8 May 2000
Farmland prices expected to fall
By FWi staff
THE price of land is expected to fall as more farmers take stock of the farming crisis and decide to sell up, a leading chartered surveyor has warned.
At around 6200/ha (2500/acre), the average farmland price in England and Wales has so far held its own, according to figures from Strutt and Parker.
But the figure masks a widening range of prices across the country and prices are expected to fall, according to Ian Hepburn of the companys Salisbury office.
“We suspect that a potential increase in supply for the current selling season may soon begin to depress prices,” he said.
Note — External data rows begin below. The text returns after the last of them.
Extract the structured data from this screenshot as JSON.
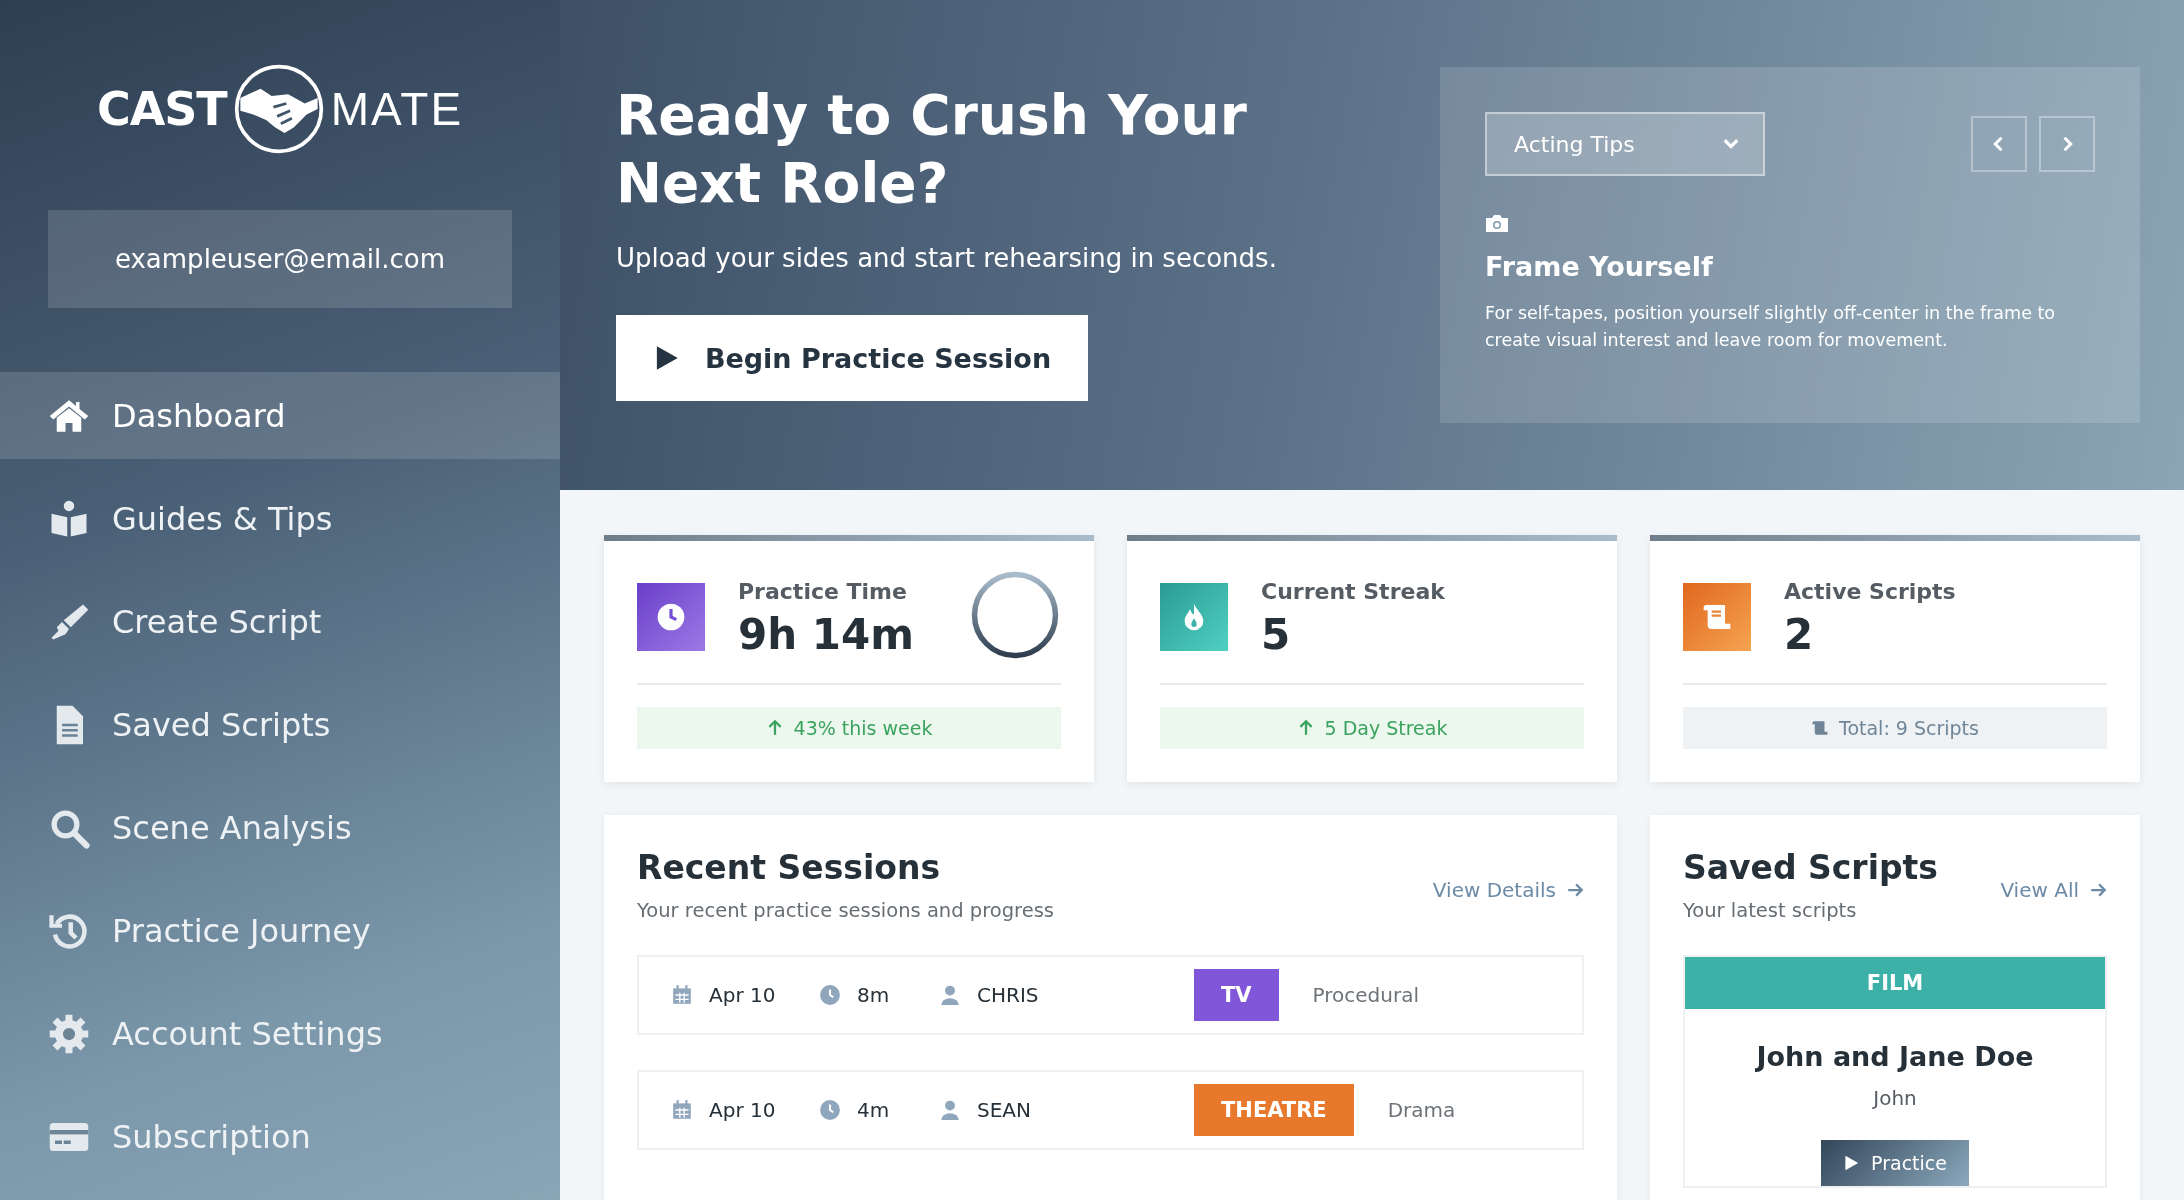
{
  "logo": {
    "bold": "CAST",
    "light": "MATE"
  },
  "user_email": "exampleuser@email.com",
  "nav": [
    {
      "label": "Dashboard",
      "selected": true
    },
    {
      "label": "Guides & Tips",
      "selected": false
    },
    {
      "label": "Create Script",
      "selected": false
    },
    {
      "label": "Saved Scripts",
      "selected": false
    },
    {
      "label": "Scene Analysis",
      "selected": false
    },
    {
      "label": "Practice Journey",
      "selected": false
    },
    {
      "label": "Account Settings",
      "selected": false
    },
    {
      "label": "Subscription",
      "selected": false
    }
  ],
  "hero": {
    "title": "Ready to Crush Your Next Role?",
    "subtitle": "Upload your sides and start rehearsing in seconds.",
    "button": "Begin Practice Session"
  },
  "tips": {
    "dropdown": "Acting Tips",
    "title": "Frame Yourself",
    "body": "For self-tapes, position yourself slightly off-center in the frame to create visual interest and leave room for movement."
  },
  "stats": [
    {
      "label": "Practice Time",
      "value": "9h 14m",
      "note": "43% this week",
      "kind": "up"
    },
    {
      "label": "Current Streak",
      "value": "5",
      "note": "5 Day Streak",
      "kind": "up"
    },
    {
      "label": "Active Scripts",
      "value": "2",
      "note": "Total: 9 Scripts",
      "kind": "total"
    }
  ],
  "recent_sessions": {
    "title": "Recent Sessions",
    "subtitle": "Your recent practice sessions and progress",
    "link": "View Details",
    "rows": [
      {
        "date": "Apr 10",
        "duration": "8m",
        "name": "CHRIS",
        "tag": "TV",
        "color": "#8057d9",
        "genre": "Procedural"
      },
      {
        "date": "Apr 10",
        "duration": "4m",
        "name": "SEAN",
        "tag": "THEATRE",
        "color": "#e8792c",
        "genre": "Drama"
      }
    ]
  },
  "saved_scripts": {
    "title": "Saved Scripts",
    "subtitle": "Your latest scripts",
    "link": "View All",
    "scripts": [
      {
        "category": "FILM",
        "title": "John and Jane Doe",
        "role": "John",
        "button": "Practice"
      }
    ]
  }
}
The overall average farmland price dipped slightly in the first quarter of this year, according to the May edition of Strutt and Parkers Farmland Update.
The publication forecasts that the availability of farmland will continue to rise over the coming months, partly reflecting the longer time it takes to sell land.
In particular, many more smaller blocks of land are coming on to the market as farms are rationalised to ease the effect of falling farm incomes, said Mr Hepburn.
“My view is that there could be a further depression in land prices this year.”
However, the value of residential farms shows every sign of continuing to perform well, especially in southern England.
The overall value of land has remained fairly static since the farming crisis began to bite in 1997. But the residential element has increased by 15-20%.